In 2012, Rahman was awarded by Oslo-based Business for Peace Award in 2012 as a mark of his highest distinction for outstanding accomplishments in the area of ethical business -- a rare quality in a country where unethical practices, tax and VAT evasion, loan scams, substandard product selling are rampant.
"His dealing with the banks were perfect. There was no default -- absolutely no default. He met his obligations to his banks as and when they became due," said Anis A Khan, former chairman of the Association of Bankers Bangladesh, attested to that.
As a leader, Rahman led the MCCI and was the vice-president of International Chamber of Commerce Bangladesh.
"His contribution to Bangladesh's business is showing that what foreign companies can do, we can also do and do it better," he said citing the manufacturing of COVID-19 drug Remdesivir by Eskayef as a case in point.
This virtue is visibly exemplified in what Transcom Electronics (previously Philips Bangladesh) and Eskayef Pharmaceuticals have become today: world-class.
Under his leadership, Transcom acquired SmithKline & French SK&F in Bangladesh in 1990 and the company was renamed as Eskayef Pharmaceutical.
"The example he has set in taking over and setting up new industries should remain as an example for young entrepreneurs."
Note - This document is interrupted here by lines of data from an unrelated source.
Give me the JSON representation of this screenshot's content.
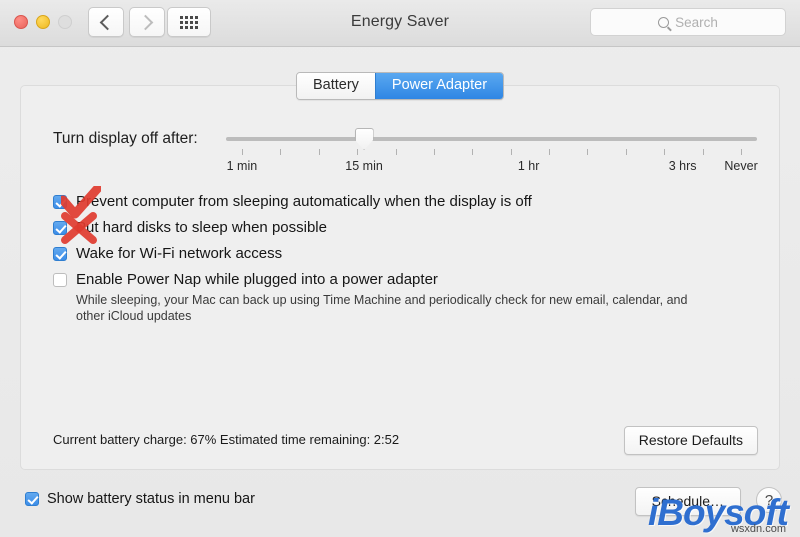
{
  "window": {
    "title": "Energy Saver",
    "traffic_lights": [
      "close",
      "minimize",
      "zoom"
    ],
    "nav": {
      "back_label": "‹",
      "forward_label": "›",
      "grid_label": "Show All"
    }
  },
  "search": {
    "placeholder": "Search",
    "value": ""
  },
  "tabs": [
    {
      "label": "Battery",
      "active": false
    },
    {
      "label": "Power Adapter",
      "active": true
    }
  ],
  "slider": {
    "label": "Turn display off after:",
    "value": "15 min",
    "thumb_percent": 26,
    "tick_count": 14,
    "tick_labels": [
      {
        "text": "1 min",
        "percent": 3
      },
      {
        "text": "15 min",
        "percent": 26
      },
      {
        "text": "1 hr",
        "percent": 57
      },
      {
        "text": "3 hrs",
        "percent": 86
      },
      {
        "text": "Never",
        "percent": 97
      }
    ]
  },
  "options": [
    {
      "label": "Prevent computer from sleeping automatically when the display is off",
      "checked": true,
      "annotation": "red-check"
    },
    {
      "label": "Put hard disks to sleep when possible",
      "checked": true,
      "annotation": "red-cross"
    },
    {
      "label": "Wake for Wi-Fi network access",
      "checked": true,
      "annotation": "none"
    },
    {
      "label": "Enable Power Nap while plugged into a power adapter",
      "checked": false,
      "annotation": "none",
      "description": "While sleeping, your Mac can back up using Time Machine and periodically check for new email, calendar, and other iCloud updates"
    }
  ],
  "footer": {
    "battery_status": "Current battery charge: 67%  Estimated time remaining: 2:52",
    "restore_defaults_label": "Restore Defaults"
  },
  "bottom_bar": {
    "show_battery_label": "Show battery status in menu bar",
    "show_battery_checked": true,
    "schedule_label": "Schedule…",
    "help_label": "?"
  },
  "watermark": {
    "brand": "iBoysoft",
    "source": "wsxdn.com"
  },
  "colors": {
    "accent_blue": "#3c8de8",
    "annotation_red": "#e03b2f",
    "window_bg": "#ececec",
    "panel_bg": "#efefef"
  }
}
Besides, the group of industries allowed young graduates of the country to have gainful employment, said Khan, also the vice-president of MCCI.
Rahman was the ideal businessman, said AK Azad, former president of the Federation of Bangladesh Chambers of Commerce and Industry.
His story of ethical business would be an inspiration for young entrepreneurs. He has a huge contribution to the economy and in employment creation.
"We learned a lot from an entrepreneur and elderly brother like him. We do not think we will have another Latifur Rahman anytime soon. His demise is a loss of the country," Azad added.
Recalling his memories of working with Rahman when he was leading the MCCI, Mostafa Abid Khan, member of Bangladesh Trade and Tariff Commission, said he had the qualities to solve the problems of members.
"He was a very polite man. He heard everyone's views carefully before sharing his own," he added.
Rahman was an asset to Bangladesh, said AF Nesaruddin, a partner of Hoda Vasi Chowdhury & Co., a chartered accountancy firm.
"He was the most genuine and respected business personality in Bangladesh," said Faisal Hussain, general manager of Transcom.
And even though Transcom is a family-owned house, the group introduced the corporate culture and allowed executives to flourish and take the operational decision themselves.
"He always introduced us to others as colleagues," said Md Kamrul Hassan, executive director for finance at Transcom Group, who has been with Transcom for 30 years.
More than 50 percent of the employees have begun and ended their jobs at Transcom, said Habibur Rahman Mollah, who served as the chief operating officer of Transcom.
"It offered a peaceful life."
Rahman believed that one would be rewarded if he or she worked transparently and with integrity.
He also had a diktat for his companies: no compromise on quality at any cost.
"Quality gets priority over profit," said Mollah, who retired after 20 years with Transcom.
Today, the employees of Transcom that Rahman has made a household name are mourning the demise of their most compassionate and conscientious employer.